Page and application data records
++++++

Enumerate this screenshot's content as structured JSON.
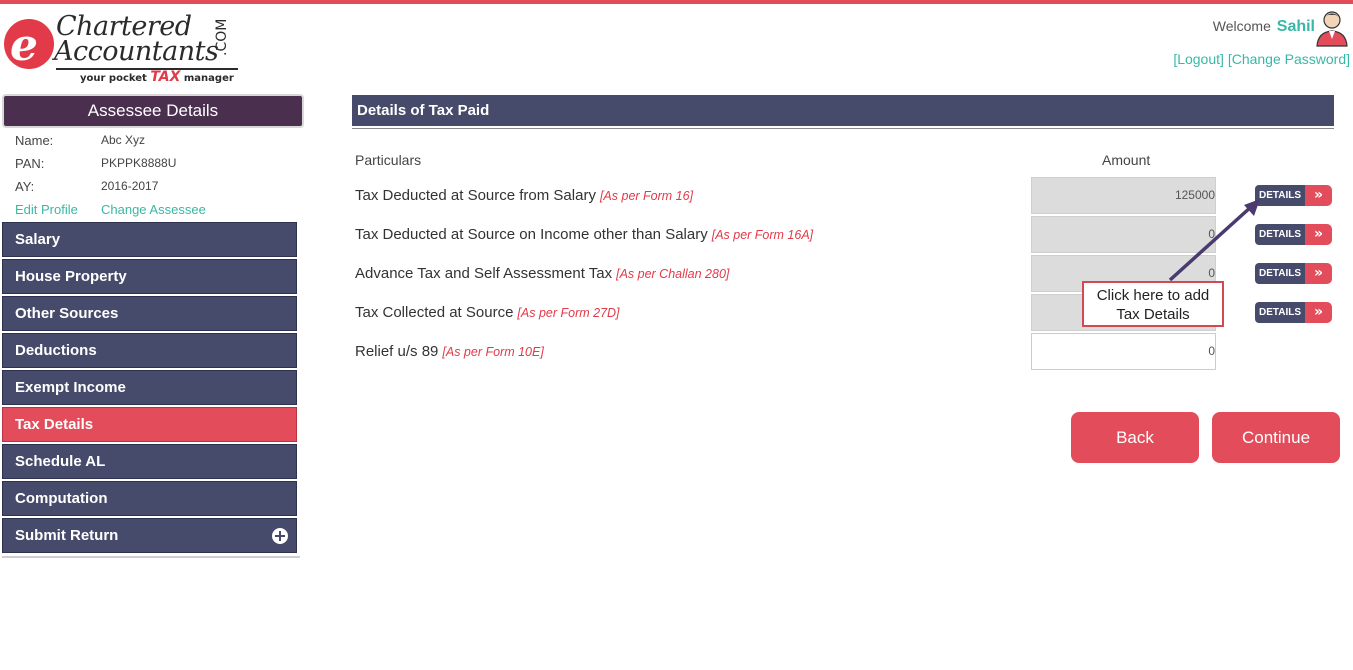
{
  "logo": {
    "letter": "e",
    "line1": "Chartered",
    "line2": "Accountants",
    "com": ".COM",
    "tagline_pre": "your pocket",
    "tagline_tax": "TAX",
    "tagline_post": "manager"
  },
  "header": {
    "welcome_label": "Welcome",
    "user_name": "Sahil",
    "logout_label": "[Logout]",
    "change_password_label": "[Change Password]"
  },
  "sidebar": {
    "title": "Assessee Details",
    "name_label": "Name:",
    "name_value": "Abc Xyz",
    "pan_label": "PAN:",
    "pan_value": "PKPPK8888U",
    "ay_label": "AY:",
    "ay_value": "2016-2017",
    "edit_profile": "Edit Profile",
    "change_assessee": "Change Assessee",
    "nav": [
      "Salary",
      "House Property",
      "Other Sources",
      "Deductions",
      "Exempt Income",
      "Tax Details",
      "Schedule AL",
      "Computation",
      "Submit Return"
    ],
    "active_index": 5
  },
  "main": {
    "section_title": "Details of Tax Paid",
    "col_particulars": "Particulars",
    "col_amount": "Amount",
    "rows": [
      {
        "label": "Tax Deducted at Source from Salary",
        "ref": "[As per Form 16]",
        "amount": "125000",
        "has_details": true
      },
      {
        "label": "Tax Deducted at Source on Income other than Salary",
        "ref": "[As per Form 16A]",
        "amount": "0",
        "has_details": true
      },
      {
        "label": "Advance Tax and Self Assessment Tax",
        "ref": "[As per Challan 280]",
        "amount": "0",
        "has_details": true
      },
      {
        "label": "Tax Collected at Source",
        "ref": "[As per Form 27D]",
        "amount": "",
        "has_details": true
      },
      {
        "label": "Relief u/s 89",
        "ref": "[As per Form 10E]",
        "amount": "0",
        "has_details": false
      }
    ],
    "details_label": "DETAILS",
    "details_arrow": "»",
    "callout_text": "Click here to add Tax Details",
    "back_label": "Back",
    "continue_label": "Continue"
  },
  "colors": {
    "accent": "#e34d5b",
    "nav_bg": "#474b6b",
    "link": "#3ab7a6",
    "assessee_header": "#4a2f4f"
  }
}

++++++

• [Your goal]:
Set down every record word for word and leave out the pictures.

• [Finished task]:
Enumerate this screenshot's content as structured JSON.
{
  "logo": {
    "letter": "e",
    "line1": "Chartered",
    "line2": "Accountants",
    "com": ".COM",
    "tagline_pre": "your pocket",
    "tagline_tax": "TAX",
    "tagline_post": "manager"
  },
  "header": {
    "welcome_label": "Welcome",
    "user_name": "Sahil",
    "logout_label": "[Logout]",
    "change_password_label": "[Change Password]"
  },
  "sidebar": {
    "title": "Assessee Details",
    "name_label": "Name:",
    "name_value": "Abc Xyz",
    "pan_label": "PAN:",
    "pan_value": "PKPPK8888U",
    "ay_label": "AY:",
    "ay_value": "2016-2017",
    "edit_profile": "Edit Profile",
    "change_assessee": "Change Assessee",
    "nav": [
      "Salary",
      "House Property",
      "Other Sources",
      "Deductions",
      "Exempt Income",
      "Tax Details",
      "Schedule AL",
      "Computation",
      "Submit Return"
    ],
    "active_index": 5
  },
  "main": {
    "section_title": "Details of Tax Paid",
    "col_particulars": "Particulars",
    "col_amount": "Amount",
    "rows": [
      {
        "label": "Tax Deducted at Source from Salary",
        "ref": "[As per Form 16]",
        "amount": "125000",
        "has_details": true
      },
      {
        "label": "Tax Deducted at Source on Income other than Salary",
        "ref": "[As per Form 16A]",
        "amount": "0",
        "has_details": true
      },
      {
        "label": "Advance Tax and Self Assessment Tax",
        "ref": "[As per Challan 280]",
        "amount": "0",
        "has_details": true
      },
      {
        "label": "Tax Collected at Source",
        "ref": "[As per Form 27D]",
        "amount": "",
        "has_details": true
      },
      {
        "label": "Relief u/s 89",
        "ref": "[As per Form 10E]",
        "amount": "0",
        "has_details": false
      }
    ],
    "details_label": "DETAILS",
    "details_arrow": "»",
    "callout_text": "Click here to add Tax Details",
    "back_label": "Back",
    "continue_label": "Continue"
  },
  "colors": {
    "accent": "#e34d5b",
    "nav_bg": "#474b6b",
    "link": "#3ab7a6",
    "assessee_header": "#4a2f4f"
  }
}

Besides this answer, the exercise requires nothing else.